At 124 years old, the Brooklyn Bridge is a landmark and one of the nation’s oldest bridges. But is it safe to cross? According to this morning’s Newsday, National Bridge Inventory compiled by the Federal Highway Administration found that 3.3 percent of bridges on Long Island are "structurally deficient" while the figure was 11.5 percent in New York City, 12.1 percent in New York State and 12.1 percent nationwide.
But not to fret, out of the nearly 800 bridges that live in the city, the only major artery to receive a poor rating is the Brooklyn Bridge.

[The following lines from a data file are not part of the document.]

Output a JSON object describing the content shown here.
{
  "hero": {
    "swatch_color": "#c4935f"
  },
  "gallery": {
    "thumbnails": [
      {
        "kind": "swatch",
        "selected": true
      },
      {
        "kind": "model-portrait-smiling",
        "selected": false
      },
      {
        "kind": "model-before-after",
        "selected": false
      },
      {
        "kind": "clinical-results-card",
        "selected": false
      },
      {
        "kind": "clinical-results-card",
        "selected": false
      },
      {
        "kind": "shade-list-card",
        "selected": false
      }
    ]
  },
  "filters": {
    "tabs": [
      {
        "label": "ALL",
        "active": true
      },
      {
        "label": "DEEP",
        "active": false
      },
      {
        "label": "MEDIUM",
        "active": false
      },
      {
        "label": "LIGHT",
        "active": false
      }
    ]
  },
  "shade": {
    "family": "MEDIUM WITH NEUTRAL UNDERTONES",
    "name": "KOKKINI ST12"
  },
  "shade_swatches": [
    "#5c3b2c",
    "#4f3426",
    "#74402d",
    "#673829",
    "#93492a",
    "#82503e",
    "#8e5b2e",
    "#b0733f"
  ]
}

"The poor rating for the Brooklyn Bridge means only components of the bridge are in poor condition, that would be the ramps leading to the bridge and not the bridge itself," said Lori Ardito, first deputy commissioner at the city Department of Transportation. "If the bridge was deemed to be unsafe, we would close it."

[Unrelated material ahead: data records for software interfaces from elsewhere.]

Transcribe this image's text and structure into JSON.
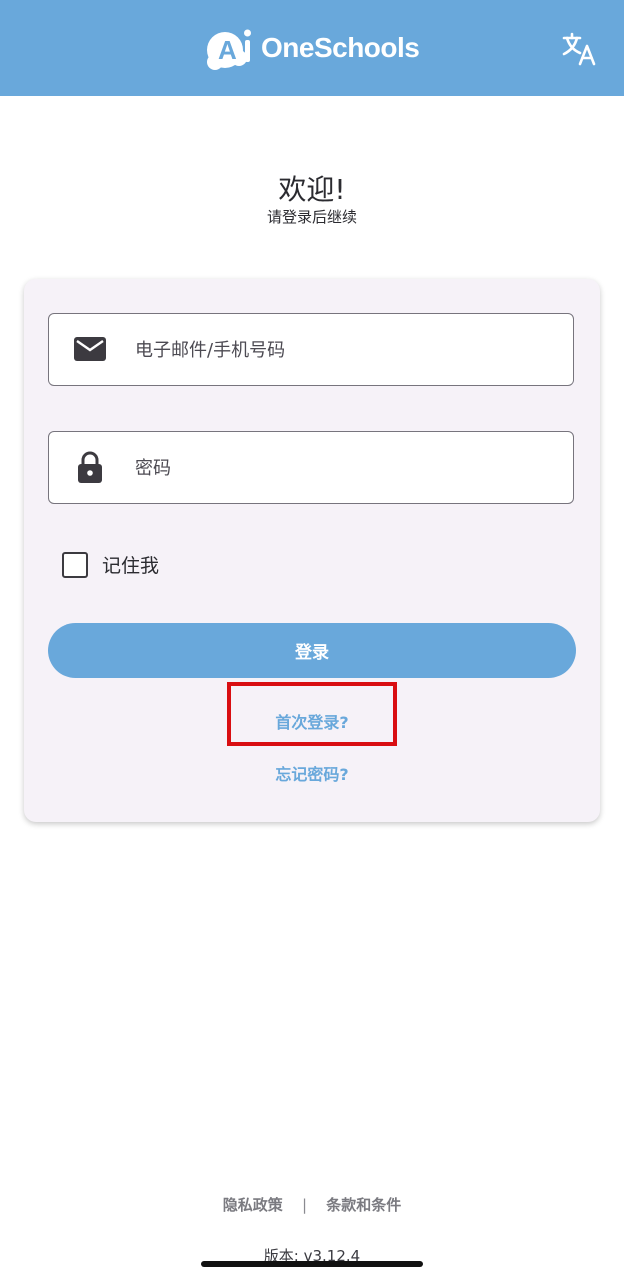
{
  "header": {
    "logo_text": "OneSchools",
    "logo_mark": "Ai",
    "background": "#69a8db",
    "translate_icon": "translate-icon"
  },
  "welcome": {
    "title": "欢迎!",
    "subtitle": "请登录后继续"
  },
  "form": {
    "email_placeholder": "电子邮件/手机号码",
    "email_value": "",
    "email_icon": "envelope-icon",
    "password_placeholder": "密码",
    "password_value": "",
    "password_icon": "lock-icon",
    "remember_label": "记住我",
    "remember_checked": false,
    "login_label": "登录",
    "first_login_label": "首次登录?",
    "forgot_password_label": "忘记密码?"
  },
  "footer": {
    "privacy_label": "隐私政策",
    "separator": "|",
    "terms_label": "条款和条件",
    "version_text": "版本: v3.12.4"
  },
  "colors": {
    "accent": "#69a8db",
    "highlight": "#d90e12",
    "card": "#f6f2f8"
  }
}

There’s a rehabilitation project scheduled to begin in 2010 that will tie up traffic two to three years.
Photo courtesy of Washington Trails Association.